BRIEF: Please restate the records that follow word for word, omitting any images.

EXTRACTED MATERIAL:
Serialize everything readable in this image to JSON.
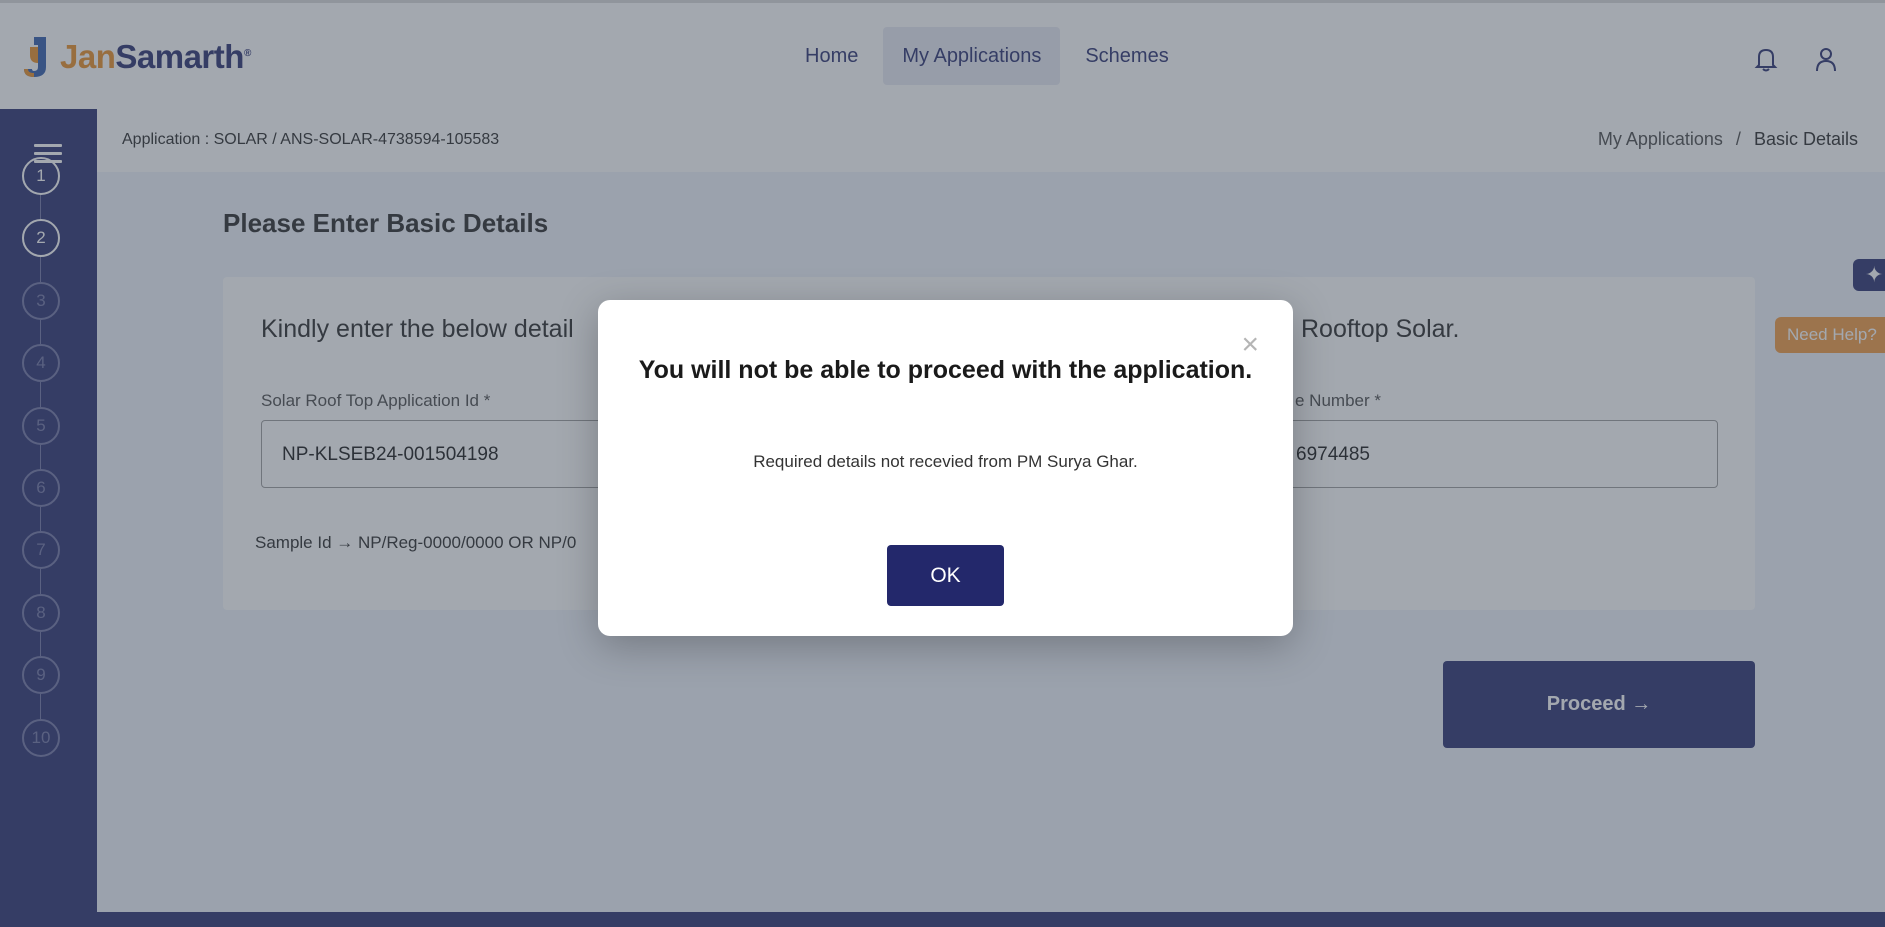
{
  "brand": {
    "name_part1": "Jan",
    "name_part2": "Samarth",
    "mark": "®"
  },
  "nav": {
    "items": [
      {
        "label": "Home"
      },
      {
        "label": "My Applications"
      },
      {
        "label": "Schemes"
      }
    ]
  },
  "header_icons": [
    "bell-icon",
    "user-icon"
  ],
  "sidebar": {
    "steps": [
      "1",
      "2",
      "3",
      "4",
      "5",
      "6",
      "7",
      "8",
      "9",
      "10"
    ],
    "active_steps": 2
  },
  "crumb_bar": {
    "application_label": "Application : SOLAR / ANS-SOLAR-4738594-105583",
    "breadcrumb": {
      "parent": "My Applications",
      "separator": "/",
      "current": "Basic Details"
    }
  },
  "main": {
    "title": "Please Enter Basic Details",
    "card": {
      "heading_left": "Kindly enter the below detail",
      "heading_right": "Rooftop Solar.",
      "field1": {
        "label": "Solar Roof Top Application Id *",
        "value": "NP-KLSEB24-001504198"
      },
      "field2": {
        "label": "e Number *",
        "value": "6974485"
      },
      "sample": "Sample Id → NP/Reg-0000/0000 OR NP/0"
    },
    "proceed_label": "Proceed",
    "proceed_arrow": "→"
  },
  "side_tabs": {
    "need_help": "Need Help?",
    "chat_icon": "sparkle-icon"
  },
  "colors": {
    "primary": "#23286b",
    "accent": "#f0963a",
    "brand_orange": "#e98a1f"
  },
  "modal": {
    "close": "×",
    "title": "You will not be able to proceed with the application.",
    "message": "Required details not recevied from PM Surya Ghar.",
    "ok_label": "OK"
  }
}
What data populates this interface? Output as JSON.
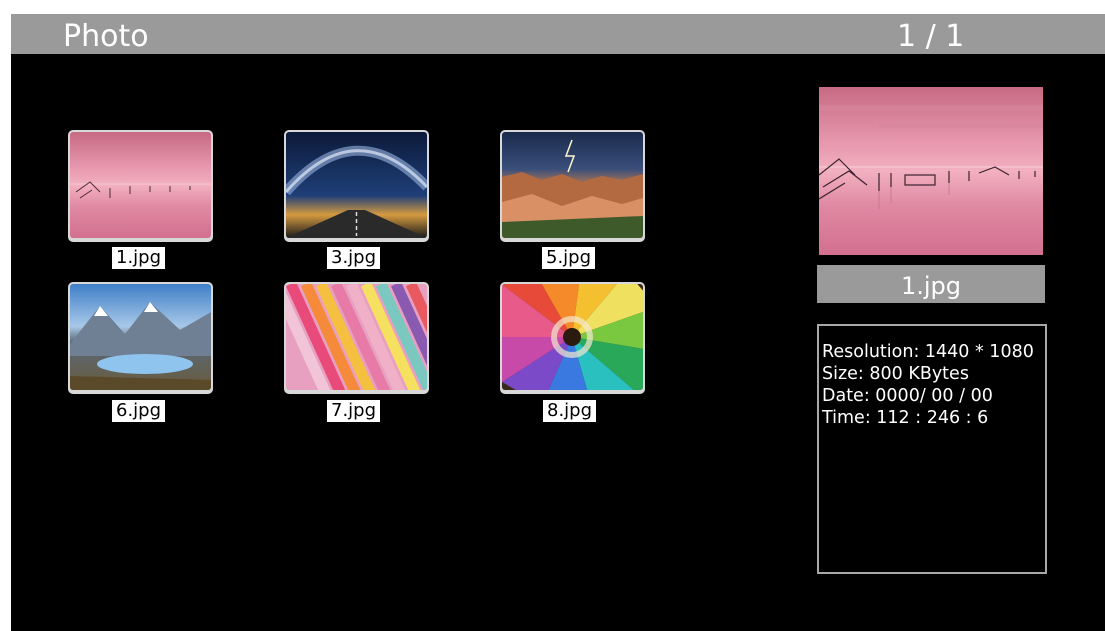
{
  "header": {
    "title": "Photo",
    "page_indicator": "1 / 1"
  },
  "thumbnails": [
    {
      "name": "1.jpg",
      "image": "pink-sea-sunset"
    },
    {
      "name": "3.jpg",
      "image": "milky-way-road"
    },
    {
      "name": "5.jpg",
      "image": "canyon-lightning"
    },
    {
      "name": "6.jpg",
      "image": "mountain-lake"
    },
    {
      "name": "7.jpg",
      "image": "colored-paper-stripes"
    },
    {
      "name": "8.jpg",
      "image": "colored-pencils"
    }
  ],
  "preview": {
    "image": "pink-sea-sunset",
    "filename": "1.jpg",
    "info": {
      "resolution": "Resolution: 1440 * 1080",
      "size": "Size: 800 KBytes",
      "date": "Date: 0000/ 00 / 00",
      "time": "Time: 112 : 246 : 6"
    }
  },
  "colors": {
    "header_bar": "#9a9a9a",
    "background": "#000000",
    "text": "#ffffff"
  }
}
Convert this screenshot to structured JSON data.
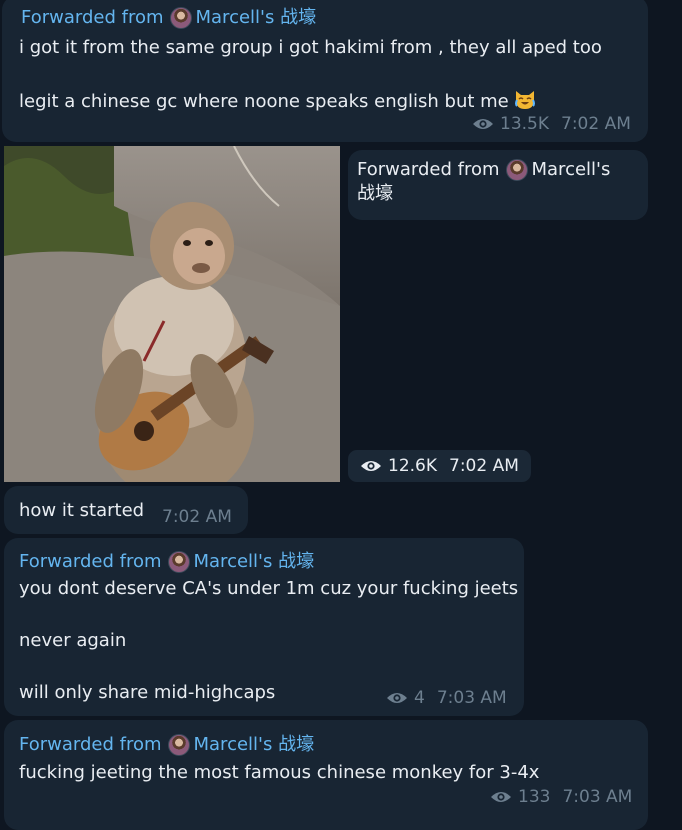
{
  "messages": [
    {
      "forwarded_prefix": "Forwarded from",
      "source": "Marcell's 战壕",
      "lines": [
        "i got it from the same group i got hakimi from , they all aped too",
        "",
        "legit a chinese gc where noone speaks english but me"
      ],
      "emoji": "crying-laughing-cat-emoji",
      "views": "13.5K",
      "time": "7:02 AM"
    },
    {
      "forwarded_prefix": "Forwarded from",
      "source_line1": "Marcell's",
      "source_line2": "战壕",
      "photo": "monkey-playing-ukulele-photo",
      "views": "12.6K",
      "time": "7:02 AM"
    },
    {
      "text": "how it started",
      "time": "7:02 AM"
    },
    {
      "forwarded_prefix": "Forwarded from",
      "source": "Marcell's 战壕",
      "lines": [
        "you dont deserve CA's under 1m cuz your fucking jeets",
        "",
        "never again",
        "",
        "will only share mid-highcaps"
      ],
      "views": "4",
      "time": "7:03 AM"
    },
    {
      "forwarded_prefix": "Forwarded from",
      "source": "Marcell's 战壕",
      "lines": [
        "fucking jeeting the most famous chinese monkey for 3-4x"
      ],
      "views": "133",
      "time": "7:03 AM"
    }
  ],
  "colors": {
    "background": "#0e1621",
    "bubble": "#182533",
    "link": "#64b5ef",
    "meta": "#6d7f8f",
    "text": "#e9edf2"
  }
}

TASK ANSWER:
Serialize everything readable in this image to JSON.
{
  "brand": {
    "name_part1": "Jan",
    "name_part2": "Samarth",
    "mark": "®"
  },
  "nav": {
    "items": [
      {
        "label": "Home"
      },
      {
        "label": "My Applications"
      },
      {
        "label": "Schemes"
      }
    ]
  },
  "header_icons": [
    "bell-icon",
    "user-icon"
  ],
  "sidebar": {
    "steps": [
      "1",
      "2",
      "3",
      "4",
      "5",
      "6",
      "7",
      "8",
      "9",
      "10"
    ],
    "active_steps": 2
  },
  "crumb_bar": {
    "application_label": "Application : SOLAR / ANS-SOLAR-4738594-105583",
    "breadcrumb": {
      "parent": "My Applications",
      "separator": "/",
      "current": "Basic Details"
    }
  },
  "main": {
    "title": "Please Enter Basic Details",
    "card": {
      "heading_left": "Kindly enter the below detail",
      "heading_right": "Rooftop Solar.",
      "field1": {
        "label": "Solar Roof Top Application Id *",
        "value": "NP-KLSEB24-001504198"
      },
      "field2": {
        "label": "e Number *",
        "value": "6974485"
      },
      "sample": "Sample Id → NP/Reg-0000/0000 OR NP/0"
    },
    "proceed_label": "Proceed",
    "proceed_arrow": "→"
  },
  "side_tabs": {
    "need_help": "Need Help?",
    "chat_icon": "sparkle-icon"
  },
  "colors": {
    "primary": "#23286b",
    "accent": "#f0963a",
    "brand_orange": "#e98a1f"
  },
  "modal": {
    "close": "×",
    "title": "You will not be able to proceed with the application.",
    "message": "Required details not recevied from PM Surya Ghar.",
    "ok_label": "OK"
  }
}
What data populates this interface? Output as JSON.
{
  "header": {
    "title": "Photo",
    "page_indicator": "1 / 1"
  },
  "thumbnails": [
    {
      "name": "1.jpg",
      "image": "pink-sea-sunset"
    },
    {
      "name": "3.jpg",
      "image": "milky-way-road"
    },
    {
      "name": "5.jpg",
      "image": "canyon-lightning"
    },
    {
      "name": "6.jpg",
      "image": "mountain-lake"
    },
    {
      "name": "7.jpg",
      "image": "colored-paper-stripes"
    },
    {
      "name": "8.jpg",
      "image": "colored-pencils"
    }
  ],
  "preview": {
    "image": "pink-sea-sunset",
    "filename": "1.jpg",
    "info": {
      "resolution": "Resolution: 1440 * 1080",
      "size": "Size: 800 KBytes",
      "date": "Date: 0000/ 00 / 00",
      "time": "Time: 112 : 246 : 6"
    }
  },
  "colors": {
    "header_bar": "#9a9a9a",
    "background": "#000000",
    "text": "#ffffff"
  }
}
Convert this screenshot to structured JSON data.
{
  "messages": [
    {
      "forwarded_prefix": "Forwarded from",
      "source": "Marcell's 战壕",
      "lines": [
        "i got it from the same group i got hakimi from , they all aped too",
        "",
        "legit a chinese gc where noone speaks english but me"
      ],
      "emoji": "crying-laughing-cat-emoji",
      "views": "13.5K",
      "time": "7:02 AM"
    },
    {
      "forwarded_prefix": "Forwarded from",
      "source_line1": "Marcell's",
      "source_line2": "战壕",
      "photo": "monkey-playing-ukulele-photo",
      "views": "12.6K",
      "time": "7:02 AM"
    },
    {
      "text": "how it started",
      "time": "7:02 AM"
    },
    {
      "forwarded_prefix": "Forwarded from",
      "source": "Marcell's 战壕",
      "lines": [
        "you dont deserve CA's under 1m cuz your fucking jeets",
        "",
        "never again",
        "",
        "will only share mid-highcaps"
      ],
      "views": "4",
      "time": "7:03 AM"
    },
    {
      "forwarded_prefix": "Forwarded from",
      "source": "Marcell's 战壕",
      "lines": [
        "fucking jeeting the most famous chinese monkey for 3-4x"
      ],
      "views": "133",
      "time": "7:03 AM"
    }
  ],
  "colors": {
    "background": "#0e1621",
    "bubble": "#182533",
    "link": "#64b5ef",
    "meta": "#6d7f8f",
    "text": "#e9edf2"
  }
}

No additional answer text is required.